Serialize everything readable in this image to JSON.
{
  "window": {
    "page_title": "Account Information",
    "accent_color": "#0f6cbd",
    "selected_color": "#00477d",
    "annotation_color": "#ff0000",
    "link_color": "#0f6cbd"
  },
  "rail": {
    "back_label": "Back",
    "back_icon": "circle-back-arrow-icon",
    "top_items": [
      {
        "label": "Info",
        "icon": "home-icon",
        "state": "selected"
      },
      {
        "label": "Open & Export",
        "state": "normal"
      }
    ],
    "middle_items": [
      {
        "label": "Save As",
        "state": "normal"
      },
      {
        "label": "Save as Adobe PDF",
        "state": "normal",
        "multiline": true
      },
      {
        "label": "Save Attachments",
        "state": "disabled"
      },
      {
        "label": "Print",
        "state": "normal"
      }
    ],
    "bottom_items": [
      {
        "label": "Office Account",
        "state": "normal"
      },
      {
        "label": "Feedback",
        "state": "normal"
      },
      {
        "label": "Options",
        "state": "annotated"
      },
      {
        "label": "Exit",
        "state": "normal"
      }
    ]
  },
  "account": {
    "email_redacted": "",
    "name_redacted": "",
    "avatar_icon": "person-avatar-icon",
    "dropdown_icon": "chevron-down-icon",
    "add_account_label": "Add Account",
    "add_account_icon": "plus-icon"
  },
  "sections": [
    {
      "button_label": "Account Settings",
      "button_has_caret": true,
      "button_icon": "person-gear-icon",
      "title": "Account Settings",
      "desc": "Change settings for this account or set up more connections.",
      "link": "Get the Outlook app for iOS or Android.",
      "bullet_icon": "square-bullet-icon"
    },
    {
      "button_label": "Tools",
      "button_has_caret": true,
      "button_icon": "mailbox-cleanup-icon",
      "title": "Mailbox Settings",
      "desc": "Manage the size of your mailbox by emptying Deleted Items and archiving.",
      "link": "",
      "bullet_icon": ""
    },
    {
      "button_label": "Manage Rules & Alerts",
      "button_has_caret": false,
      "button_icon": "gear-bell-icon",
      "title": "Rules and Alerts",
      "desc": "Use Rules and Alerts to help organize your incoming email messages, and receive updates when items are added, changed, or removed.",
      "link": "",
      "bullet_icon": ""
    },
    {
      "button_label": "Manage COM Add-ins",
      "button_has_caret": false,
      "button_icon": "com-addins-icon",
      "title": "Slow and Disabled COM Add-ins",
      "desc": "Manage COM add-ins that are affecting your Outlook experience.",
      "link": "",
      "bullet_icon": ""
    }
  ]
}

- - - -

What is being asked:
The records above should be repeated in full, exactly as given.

Your solution:
Serialize everything readable in this image to JSON.
{
  "window": {
    "page_title": "Account Information",
    "accent_color": "#0f6cbd",
    "selected_color": "#00477d",
    "annotation_color": "#ff0000",
    "link_color": "#0f6cbd"
  },
  "rail": {
    "back_label": "Back",
    "back_icon": "circle-back-arrow-icon",
    "top_items": [
      {
        "label": "Info",
        "icon": "home-icon",
        "state": "selected"
      },
      {
        "label": "Open & Export",
        "state": "normal"
      }
    ],
    "middle_items": [
      {
        "label": "Save As",
        "state": "normal"
      },
      {
        "label": "Save as Adobe PDF",
        "state": "normal",
        "multiline": true
      },
      {
        "label": "Save Attachments",
        "state": "disabled"
      },
      {
        "label": "Print",
        "state": "normal"
      }
    ],
    "bottom_items": [
      {
        "label": "Office Account",
        "state": "normal"
      },
      {
        "label": "Feedback",
        "state": "normal"
      },
      {
        "label": "Options",
        "state": "annotated"
      },
      {
        "label": "Exit",
        "state": "normal"
      }
    ]
  },
  "account": {
    "email_redacted": "",
    "name_redacted": "",
    "avatar_icon": "person-avatar-icon",
    "dropdown_icon": "chevron-down-icon",
    "add_account_label": "Add Account",
    "add_account_icon": "plus-icon"
  },
  "sections": [
    {
      "button_label": "Account Settings",
      "button_has_caret": true,
      "button_icon": "person-gear-icon",
      "title": "Account Settings",
      "desc": "Change settings for this account or set up more connections.",
      "link": "Get the Outlook app for iOS or Android.",
      "bullet_icon": "square-bullet-icon"
    },
    {
      "button_label": "Tools",
      "button_has_caret": true,
      "button_icon": "mailbox-cleanup-icon",
      "title": "Mailbox Settings",
      "desc": "Manage the size of your mailbox by emptying Deleted Items and archiving.",
      "link": "",
      "bullet_icon": ""
    },
    {
      "button_label": "Manage Rules & Alerts",
      "button_has_caret": false,
      "button_icon": "gear-bell-icon",
      "title": "Rules and Alerts",
      "desc": "Use Rules and Alerts to help organize your incoming email messages, and receive updates when items are added, changed, or removed.",
      "link": "",
      "bullet_icon": ""
    },
    {
      "button_label": "Manage COM Add-ins",
      "button_has_caret": false,
      "button_icon": "com-addins-icon",
      "title": "Slow and Disabled COM Add-ins",
      "desc": "Manage COM add-ins that are affecting your Outlook experience.",
      "link": "",
      "bullet_icon": ""
    }
  ]
}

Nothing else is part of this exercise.